━━━━━ Data under study

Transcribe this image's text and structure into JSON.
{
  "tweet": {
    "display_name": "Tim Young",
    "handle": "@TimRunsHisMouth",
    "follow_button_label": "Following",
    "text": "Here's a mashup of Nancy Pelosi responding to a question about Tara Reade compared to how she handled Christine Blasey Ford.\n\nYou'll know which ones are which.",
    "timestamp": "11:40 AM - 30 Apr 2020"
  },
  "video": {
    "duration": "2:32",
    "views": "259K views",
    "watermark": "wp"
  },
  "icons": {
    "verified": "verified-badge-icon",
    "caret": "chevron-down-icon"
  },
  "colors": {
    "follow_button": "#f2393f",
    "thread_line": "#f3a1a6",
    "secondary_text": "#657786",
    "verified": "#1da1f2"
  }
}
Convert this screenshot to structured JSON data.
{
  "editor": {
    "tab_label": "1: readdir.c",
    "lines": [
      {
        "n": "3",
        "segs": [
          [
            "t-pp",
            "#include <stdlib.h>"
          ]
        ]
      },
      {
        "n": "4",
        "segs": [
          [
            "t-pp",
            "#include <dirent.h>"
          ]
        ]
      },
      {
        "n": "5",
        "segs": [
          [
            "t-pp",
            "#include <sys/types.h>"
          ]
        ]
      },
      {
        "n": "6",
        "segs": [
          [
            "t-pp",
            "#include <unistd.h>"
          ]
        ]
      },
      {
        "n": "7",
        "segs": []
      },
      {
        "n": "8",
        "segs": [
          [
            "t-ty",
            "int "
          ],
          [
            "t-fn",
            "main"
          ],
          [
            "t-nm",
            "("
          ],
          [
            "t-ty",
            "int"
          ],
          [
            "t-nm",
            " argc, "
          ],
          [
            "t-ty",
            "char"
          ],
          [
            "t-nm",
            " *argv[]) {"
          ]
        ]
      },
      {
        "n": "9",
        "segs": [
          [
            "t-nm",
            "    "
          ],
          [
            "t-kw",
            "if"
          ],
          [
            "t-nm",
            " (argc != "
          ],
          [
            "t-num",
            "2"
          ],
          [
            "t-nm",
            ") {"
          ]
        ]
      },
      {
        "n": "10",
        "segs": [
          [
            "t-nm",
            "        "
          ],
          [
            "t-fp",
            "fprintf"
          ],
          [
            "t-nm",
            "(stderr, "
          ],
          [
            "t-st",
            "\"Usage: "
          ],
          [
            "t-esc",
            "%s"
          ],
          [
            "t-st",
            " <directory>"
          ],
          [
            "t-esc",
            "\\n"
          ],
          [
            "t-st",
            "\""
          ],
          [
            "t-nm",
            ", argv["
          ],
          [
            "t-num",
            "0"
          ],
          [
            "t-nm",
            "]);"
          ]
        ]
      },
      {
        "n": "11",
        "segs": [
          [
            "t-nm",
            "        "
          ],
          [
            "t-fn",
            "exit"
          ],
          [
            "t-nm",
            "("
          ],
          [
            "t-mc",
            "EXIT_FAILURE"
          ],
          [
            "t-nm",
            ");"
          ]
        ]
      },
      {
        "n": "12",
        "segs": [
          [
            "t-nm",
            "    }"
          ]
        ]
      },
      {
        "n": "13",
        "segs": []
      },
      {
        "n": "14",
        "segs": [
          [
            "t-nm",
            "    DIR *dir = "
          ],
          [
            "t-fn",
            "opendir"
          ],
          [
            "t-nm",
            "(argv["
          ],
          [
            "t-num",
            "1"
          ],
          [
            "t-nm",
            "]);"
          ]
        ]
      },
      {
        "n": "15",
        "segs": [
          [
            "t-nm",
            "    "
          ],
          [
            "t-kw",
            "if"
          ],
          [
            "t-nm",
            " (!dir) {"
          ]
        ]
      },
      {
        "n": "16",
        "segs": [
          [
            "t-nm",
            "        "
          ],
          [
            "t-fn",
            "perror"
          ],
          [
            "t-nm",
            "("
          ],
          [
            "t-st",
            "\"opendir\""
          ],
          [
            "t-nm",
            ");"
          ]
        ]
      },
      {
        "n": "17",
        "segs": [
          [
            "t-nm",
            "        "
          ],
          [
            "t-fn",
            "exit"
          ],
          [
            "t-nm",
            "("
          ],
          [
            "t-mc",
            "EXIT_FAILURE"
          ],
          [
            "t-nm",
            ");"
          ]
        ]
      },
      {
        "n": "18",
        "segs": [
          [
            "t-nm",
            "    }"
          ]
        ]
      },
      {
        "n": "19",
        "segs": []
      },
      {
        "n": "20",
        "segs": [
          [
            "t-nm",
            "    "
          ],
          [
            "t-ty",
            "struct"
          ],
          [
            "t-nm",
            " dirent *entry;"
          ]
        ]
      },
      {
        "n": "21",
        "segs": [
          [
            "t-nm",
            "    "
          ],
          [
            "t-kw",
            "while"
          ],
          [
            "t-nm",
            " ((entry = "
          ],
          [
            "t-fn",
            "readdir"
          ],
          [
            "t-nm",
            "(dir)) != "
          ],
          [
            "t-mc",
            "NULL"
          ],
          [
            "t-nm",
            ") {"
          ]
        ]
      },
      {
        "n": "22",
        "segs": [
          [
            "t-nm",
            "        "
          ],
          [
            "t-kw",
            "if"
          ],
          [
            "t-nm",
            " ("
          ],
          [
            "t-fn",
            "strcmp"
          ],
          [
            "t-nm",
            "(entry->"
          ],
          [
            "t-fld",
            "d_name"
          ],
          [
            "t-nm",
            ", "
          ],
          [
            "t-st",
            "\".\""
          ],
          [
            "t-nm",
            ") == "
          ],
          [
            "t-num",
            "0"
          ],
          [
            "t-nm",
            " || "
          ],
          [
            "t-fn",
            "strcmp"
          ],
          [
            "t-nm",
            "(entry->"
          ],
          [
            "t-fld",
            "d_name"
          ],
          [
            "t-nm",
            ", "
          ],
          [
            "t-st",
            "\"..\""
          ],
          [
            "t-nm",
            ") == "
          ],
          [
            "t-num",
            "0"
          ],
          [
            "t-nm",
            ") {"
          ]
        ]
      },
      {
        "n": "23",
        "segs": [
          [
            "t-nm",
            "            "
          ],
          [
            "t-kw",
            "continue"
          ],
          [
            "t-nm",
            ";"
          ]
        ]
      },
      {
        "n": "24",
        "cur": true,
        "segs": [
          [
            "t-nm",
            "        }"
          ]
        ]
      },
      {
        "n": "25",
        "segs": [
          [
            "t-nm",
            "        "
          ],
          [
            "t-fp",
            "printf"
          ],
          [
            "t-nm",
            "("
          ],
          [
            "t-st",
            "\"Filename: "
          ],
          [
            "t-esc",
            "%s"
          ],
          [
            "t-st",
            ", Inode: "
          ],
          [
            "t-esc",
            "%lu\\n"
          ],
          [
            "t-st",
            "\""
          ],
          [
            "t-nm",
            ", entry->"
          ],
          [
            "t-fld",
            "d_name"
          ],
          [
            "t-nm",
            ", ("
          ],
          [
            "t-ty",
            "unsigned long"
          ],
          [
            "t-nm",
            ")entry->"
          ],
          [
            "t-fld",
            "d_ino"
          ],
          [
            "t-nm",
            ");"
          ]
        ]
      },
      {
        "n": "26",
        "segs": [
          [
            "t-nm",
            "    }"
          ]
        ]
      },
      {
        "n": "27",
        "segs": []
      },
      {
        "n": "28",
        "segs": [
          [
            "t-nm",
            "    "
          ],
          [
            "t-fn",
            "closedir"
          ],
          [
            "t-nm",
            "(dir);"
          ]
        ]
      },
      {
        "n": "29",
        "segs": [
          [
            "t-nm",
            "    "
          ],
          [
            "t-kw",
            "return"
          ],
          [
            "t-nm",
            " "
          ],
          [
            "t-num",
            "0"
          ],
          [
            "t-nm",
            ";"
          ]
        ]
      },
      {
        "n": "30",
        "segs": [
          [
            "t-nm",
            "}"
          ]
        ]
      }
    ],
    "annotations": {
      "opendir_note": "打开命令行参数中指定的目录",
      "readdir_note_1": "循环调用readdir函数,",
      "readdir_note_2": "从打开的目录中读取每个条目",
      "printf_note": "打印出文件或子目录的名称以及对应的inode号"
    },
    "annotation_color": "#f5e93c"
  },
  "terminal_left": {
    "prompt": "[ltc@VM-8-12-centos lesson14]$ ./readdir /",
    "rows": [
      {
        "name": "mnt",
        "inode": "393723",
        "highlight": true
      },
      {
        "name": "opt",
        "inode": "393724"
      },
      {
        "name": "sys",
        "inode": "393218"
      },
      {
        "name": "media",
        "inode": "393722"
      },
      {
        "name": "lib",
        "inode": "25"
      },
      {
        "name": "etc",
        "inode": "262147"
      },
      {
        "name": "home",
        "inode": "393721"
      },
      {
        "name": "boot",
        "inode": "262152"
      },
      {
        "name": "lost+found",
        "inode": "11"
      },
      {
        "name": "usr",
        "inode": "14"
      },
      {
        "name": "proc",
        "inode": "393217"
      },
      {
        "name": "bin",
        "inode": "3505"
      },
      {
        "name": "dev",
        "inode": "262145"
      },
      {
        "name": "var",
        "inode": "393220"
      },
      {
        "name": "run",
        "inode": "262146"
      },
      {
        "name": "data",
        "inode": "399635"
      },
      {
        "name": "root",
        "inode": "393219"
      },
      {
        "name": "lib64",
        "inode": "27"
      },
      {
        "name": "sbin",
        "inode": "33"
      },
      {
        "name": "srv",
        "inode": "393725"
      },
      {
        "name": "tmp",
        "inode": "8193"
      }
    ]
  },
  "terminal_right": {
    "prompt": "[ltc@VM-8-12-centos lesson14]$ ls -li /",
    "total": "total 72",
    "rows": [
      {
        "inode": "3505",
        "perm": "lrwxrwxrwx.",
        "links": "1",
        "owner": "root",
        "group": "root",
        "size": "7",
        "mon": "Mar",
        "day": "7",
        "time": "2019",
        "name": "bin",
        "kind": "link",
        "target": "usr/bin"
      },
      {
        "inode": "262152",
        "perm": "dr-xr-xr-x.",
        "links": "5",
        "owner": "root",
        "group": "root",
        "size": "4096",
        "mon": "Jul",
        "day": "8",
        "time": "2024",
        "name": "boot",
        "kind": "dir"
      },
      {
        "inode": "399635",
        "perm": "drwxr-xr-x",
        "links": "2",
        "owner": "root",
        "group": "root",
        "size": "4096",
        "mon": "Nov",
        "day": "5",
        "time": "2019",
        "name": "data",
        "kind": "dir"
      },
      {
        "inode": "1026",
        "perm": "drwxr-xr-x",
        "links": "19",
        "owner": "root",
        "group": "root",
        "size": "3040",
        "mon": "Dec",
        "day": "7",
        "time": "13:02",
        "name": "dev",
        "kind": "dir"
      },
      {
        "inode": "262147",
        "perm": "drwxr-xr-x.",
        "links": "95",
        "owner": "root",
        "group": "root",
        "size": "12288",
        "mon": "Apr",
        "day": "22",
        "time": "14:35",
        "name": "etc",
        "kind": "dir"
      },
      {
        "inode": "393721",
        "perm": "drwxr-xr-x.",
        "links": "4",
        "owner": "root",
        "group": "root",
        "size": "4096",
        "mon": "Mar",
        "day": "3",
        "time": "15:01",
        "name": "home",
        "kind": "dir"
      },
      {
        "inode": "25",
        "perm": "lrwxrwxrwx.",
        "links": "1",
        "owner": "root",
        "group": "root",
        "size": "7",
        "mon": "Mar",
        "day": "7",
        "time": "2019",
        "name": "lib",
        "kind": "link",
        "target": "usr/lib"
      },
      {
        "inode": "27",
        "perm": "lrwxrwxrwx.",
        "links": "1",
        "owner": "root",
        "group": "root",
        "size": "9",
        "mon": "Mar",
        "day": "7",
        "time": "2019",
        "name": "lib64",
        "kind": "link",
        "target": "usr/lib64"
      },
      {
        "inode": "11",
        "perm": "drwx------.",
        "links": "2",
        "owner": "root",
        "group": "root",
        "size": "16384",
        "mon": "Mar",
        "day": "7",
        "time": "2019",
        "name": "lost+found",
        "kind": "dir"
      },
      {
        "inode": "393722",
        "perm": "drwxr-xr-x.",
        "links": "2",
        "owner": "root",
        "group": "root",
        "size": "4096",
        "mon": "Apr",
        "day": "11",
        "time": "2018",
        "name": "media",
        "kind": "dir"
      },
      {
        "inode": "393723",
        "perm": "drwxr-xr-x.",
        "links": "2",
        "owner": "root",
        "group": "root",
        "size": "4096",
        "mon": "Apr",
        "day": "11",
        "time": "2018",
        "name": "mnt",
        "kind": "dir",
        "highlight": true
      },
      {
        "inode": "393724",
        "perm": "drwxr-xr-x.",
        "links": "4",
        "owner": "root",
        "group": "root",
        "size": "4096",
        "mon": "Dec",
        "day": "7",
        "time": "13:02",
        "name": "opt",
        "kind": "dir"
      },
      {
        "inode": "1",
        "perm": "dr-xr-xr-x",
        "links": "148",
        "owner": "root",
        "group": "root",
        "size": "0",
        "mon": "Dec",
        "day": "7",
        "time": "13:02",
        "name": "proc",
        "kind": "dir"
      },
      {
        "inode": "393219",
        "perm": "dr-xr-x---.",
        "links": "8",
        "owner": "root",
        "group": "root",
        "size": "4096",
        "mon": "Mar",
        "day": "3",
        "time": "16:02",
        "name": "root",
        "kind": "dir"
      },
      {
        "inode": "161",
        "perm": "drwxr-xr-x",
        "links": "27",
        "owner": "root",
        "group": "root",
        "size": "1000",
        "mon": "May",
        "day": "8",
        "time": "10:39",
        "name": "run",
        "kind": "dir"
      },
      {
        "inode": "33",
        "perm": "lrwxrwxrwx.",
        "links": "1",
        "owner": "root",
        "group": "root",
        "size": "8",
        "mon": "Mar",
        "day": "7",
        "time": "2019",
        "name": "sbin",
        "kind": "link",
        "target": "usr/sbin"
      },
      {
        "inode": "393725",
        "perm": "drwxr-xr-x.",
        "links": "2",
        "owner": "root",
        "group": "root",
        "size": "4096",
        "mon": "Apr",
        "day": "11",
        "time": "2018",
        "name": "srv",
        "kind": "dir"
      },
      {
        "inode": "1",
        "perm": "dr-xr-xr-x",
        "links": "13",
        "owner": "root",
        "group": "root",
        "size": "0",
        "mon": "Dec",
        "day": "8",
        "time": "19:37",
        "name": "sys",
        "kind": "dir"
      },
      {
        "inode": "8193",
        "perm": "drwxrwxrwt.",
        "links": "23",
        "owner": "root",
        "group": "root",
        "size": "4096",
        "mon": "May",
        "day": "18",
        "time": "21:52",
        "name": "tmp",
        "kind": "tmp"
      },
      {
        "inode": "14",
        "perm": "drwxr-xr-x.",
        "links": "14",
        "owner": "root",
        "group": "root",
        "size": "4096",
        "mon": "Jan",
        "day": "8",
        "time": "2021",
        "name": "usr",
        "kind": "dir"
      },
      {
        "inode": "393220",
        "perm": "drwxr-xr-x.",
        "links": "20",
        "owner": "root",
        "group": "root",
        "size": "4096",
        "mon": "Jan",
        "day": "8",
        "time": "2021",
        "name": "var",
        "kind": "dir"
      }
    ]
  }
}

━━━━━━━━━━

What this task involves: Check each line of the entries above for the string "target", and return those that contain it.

Result for this task:
        "target": "usr/bin"
        "target": "usr/lib"
        "target": "usr/lib64"
        "target": "usr/sbin"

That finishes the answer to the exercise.